#### WHAT TO WORK ON:
Reproduce the records below in their entirety, character for character.

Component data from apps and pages
★ ★ ★ ★ ★

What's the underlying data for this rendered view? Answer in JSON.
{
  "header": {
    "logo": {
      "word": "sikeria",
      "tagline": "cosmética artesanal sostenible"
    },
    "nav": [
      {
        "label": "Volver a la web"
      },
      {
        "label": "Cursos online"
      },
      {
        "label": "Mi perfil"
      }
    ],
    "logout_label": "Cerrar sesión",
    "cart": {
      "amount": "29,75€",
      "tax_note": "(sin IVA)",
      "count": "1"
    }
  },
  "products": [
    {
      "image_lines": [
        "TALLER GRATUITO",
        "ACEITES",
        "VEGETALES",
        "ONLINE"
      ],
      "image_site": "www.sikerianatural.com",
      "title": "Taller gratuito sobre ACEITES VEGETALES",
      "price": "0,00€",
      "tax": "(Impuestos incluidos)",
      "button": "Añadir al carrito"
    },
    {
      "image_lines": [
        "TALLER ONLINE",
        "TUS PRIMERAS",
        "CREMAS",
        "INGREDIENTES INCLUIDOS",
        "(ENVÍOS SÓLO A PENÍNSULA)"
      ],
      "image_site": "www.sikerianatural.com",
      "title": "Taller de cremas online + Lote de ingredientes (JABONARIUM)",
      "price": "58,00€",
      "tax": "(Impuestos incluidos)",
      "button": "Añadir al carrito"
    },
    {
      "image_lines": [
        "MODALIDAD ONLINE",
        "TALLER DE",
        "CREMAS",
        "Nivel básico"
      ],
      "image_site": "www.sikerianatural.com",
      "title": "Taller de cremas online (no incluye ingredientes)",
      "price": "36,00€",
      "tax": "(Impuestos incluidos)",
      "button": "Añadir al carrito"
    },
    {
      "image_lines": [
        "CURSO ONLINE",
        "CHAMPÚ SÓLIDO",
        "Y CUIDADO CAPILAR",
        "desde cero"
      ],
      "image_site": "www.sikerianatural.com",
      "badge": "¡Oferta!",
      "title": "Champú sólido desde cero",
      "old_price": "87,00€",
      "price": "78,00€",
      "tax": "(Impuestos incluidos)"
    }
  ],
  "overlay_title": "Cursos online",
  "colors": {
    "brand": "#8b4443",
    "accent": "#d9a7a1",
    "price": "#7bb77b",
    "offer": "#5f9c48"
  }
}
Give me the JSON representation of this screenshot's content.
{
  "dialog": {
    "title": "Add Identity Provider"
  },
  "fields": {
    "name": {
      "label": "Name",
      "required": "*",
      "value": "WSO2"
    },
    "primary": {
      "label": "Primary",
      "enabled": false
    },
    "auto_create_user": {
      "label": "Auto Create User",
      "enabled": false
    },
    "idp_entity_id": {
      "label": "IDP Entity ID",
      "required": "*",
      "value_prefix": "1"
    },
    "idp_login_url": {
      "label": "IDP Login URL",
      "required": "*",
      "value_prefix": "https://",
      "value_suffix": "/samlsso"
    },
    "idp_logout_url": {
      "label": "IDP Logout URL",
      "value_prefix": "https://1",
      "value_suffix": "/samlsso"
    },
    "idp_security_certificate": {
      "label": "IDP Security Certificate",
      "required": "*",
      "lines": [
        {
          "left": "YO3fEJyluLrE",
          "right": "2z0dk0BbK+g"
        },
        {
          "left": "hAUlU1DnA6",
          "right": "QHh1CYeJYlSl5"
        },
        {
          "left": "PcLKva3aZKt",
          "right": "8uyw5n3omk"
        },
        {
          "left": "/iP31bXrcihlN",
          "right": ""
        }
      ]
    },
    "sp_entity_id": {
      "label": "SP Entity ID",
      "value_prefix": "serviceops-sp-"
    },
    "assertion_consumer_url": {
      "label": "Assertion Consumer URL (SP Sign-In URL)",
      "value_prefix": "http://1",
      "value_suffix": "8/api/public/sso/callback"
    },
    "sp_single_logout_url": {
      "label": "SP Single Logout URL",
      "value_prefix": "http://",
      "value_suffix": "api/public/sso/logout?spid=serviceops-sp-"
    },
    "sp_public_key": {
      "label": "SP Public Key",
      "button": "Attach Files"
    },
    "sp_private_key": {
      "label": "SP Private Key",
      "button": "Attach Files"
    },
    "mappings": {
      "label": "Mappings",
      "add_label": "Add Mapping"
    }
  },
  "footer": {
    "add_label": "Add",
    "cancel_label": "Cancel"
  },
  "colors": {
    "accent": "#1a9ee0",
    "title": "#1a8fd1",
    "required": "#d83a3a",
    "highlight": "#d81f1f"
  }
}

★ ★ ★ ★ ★

#### TASK OUTPUT:
What's the underlying data for this rendered view? Answer in JSON.
{
  "header": {
    "logo": {
      "word": "sikeria",
      "tagline": "cosmética artesanal sostenible"
    },
    "nav": [
      {
        "label": "Volver a la web"
      },
      {
        "label": "Cursos online"
      },
      {
        "label": "Mi perfil"
      }
    ],
    "logout_label": "Cerrar sesión",
    "cart": {
      "amount": "29,75€",
      "tax_note": "(sin IVA)",
      "count": "1"
    }
  },
  "products": [
    {
      "image_lines": [
        "TALLER GRATUITO",
        "ACEITES",
        "VEGETALES",
        "ONLINE"
      ],
      "image_site": "www.sikerianatural.com",
      "title": "Taller gratuito sobre ACEITES VEGETALES",
      "price": "0,00€",
      "tax": "(Impuestos incluidos)",
      "button": "Añadir al carrito"
    },
    {
      "image_lines": [
        "TALLER ONLINE",
        "TUS PRIMERAS",
        "CREMAS",
        "INGREDIENTES INCLUIDOS",
        "(ENVÍOS SÓLO A PENÍNSULA)"
      ],
      "image_site": "www.sikerianatural.com",
      "title": "Taller de cremas online + Lote de ingredientes (JABONARIUM)",
      "price": "58,00€",
      "tax": "(Impuestos incluidos)",
      "button": "Añadir al carrito"
    },
    {
      "image_lines": [
        "MODALIDAD ONLINE",
        "TALLER DE",
        "CREMAS",
        "Nivel básico"
      ],
      "image_site": "www.sikerianatural.com",
      "title": "Taller de cremas online (no incluye ingredientes)",
      "price": "36,00€",
      "tax": "(Impuestos incluidos)",
      "button": "Añadir al carrito"
    },
    {
      "image_lines": [
        "CURSO ONLINE",
        "CHAMPÚ SÓLIDO",
        "Y CUIDADO CAPILAR",
        "desde cero"
      ],
      "image_site": "www.sikerianatural.com",
      "badge": "¡Oferta!",
      "title": "Champú sólido desde cero",
      "old_price": "87,00€",
      "price": "78,00€",
      "tax": "(Impuestos incluidos)"
    }
  ],
  "overlay_title": "Cursos online",
  "colors": {
    "brand": "#8b4443",
    "accent": "#d9a7a1",
    "price": "#7bb77b",
    "offer": "#5f9c48"
  }
}
Give me the JSON representation of this screenshot's content.
{
  "dialog": {
    "title": "Add Identity Provider"
  },
  "fields": {
    "name": {
      "label": "Name",
      "required": "*",
      "value": "WSO2"
    },
    "primary": {
      "label": "Primary",
      "enabled": false
    },
    "auto_create_user": {
      "label": "Auto Create User",
      "enabled": false
    },
    "idp_entity_id": {
      "label": "IDP Entity ID",
      "required": "*",
      "value_prefix": "1"
    },
    "idp_login_url": {
      "label": "IDP Login URL",
      "required": "*",
      "value_prefix": "https://",
      "value_suffix": "/samlsso"
    },
    "idp_logout_url": {
      "label": "IDP Logout URL",
      "value_prefix": "https://1",
      "value_suffix": "/samlsso"
    },
    "idp_security_certificate": {
      "label": "IDP Security Certificate",
      "required": "*",
      "lines": [
        {
          "left": "YO3fEJyluLrE",
          "right": "2z0dk0BbK+g"
        },
        {
          "left": "hAUlU1DnA6",
          "right": "QHh1CYeJYlSl5"
        },
        {
          "left": "PcLKva3aZKt",
          "right": "8uyw5n3omk"
        },
        {
          "left": "/iP31bXrcihlN",
          "right": ""
        }
      ]
    },
    "sp_entity_id": {
      "label": "SP Entity ID",
      "value_prefix": "serviceops-sp-"
    },
    "assertion_consumer_url": {
      "label": "Assertion Consumer URL (SP Sign-In URL)",
      "value_prefix": "http://1",
      "value_suffix": "8/api/public/sso/callback"
    },
    "sp_single_logout_url": {
      "label": "SP Single Logout URL",
      "value_prefix": "http://",
      "value_suffix": "api/public/sso/logout?spid=serviceops-sp-"
    },
    "sp_public_key": {
      "label": "SP Public Key",
      "button": "Attach Files"
    },
    "sp_private_key": {
      "label": "SP Private Key",
      "button": "Attach Files"
    },
    "mappings": {
      "label": "Mappings",
      "add_label": "Add Mapping"
    }
  },
  "footer": {
    "add_label": "Add",
    "cancel_label": "Cancel"
  },
  "colors": {
    "accent": "#1a9ee0",
    "title": "#1a8fd1",
    "required": "#d83a3a",
    "highlight": "#d81f1f"
  }
}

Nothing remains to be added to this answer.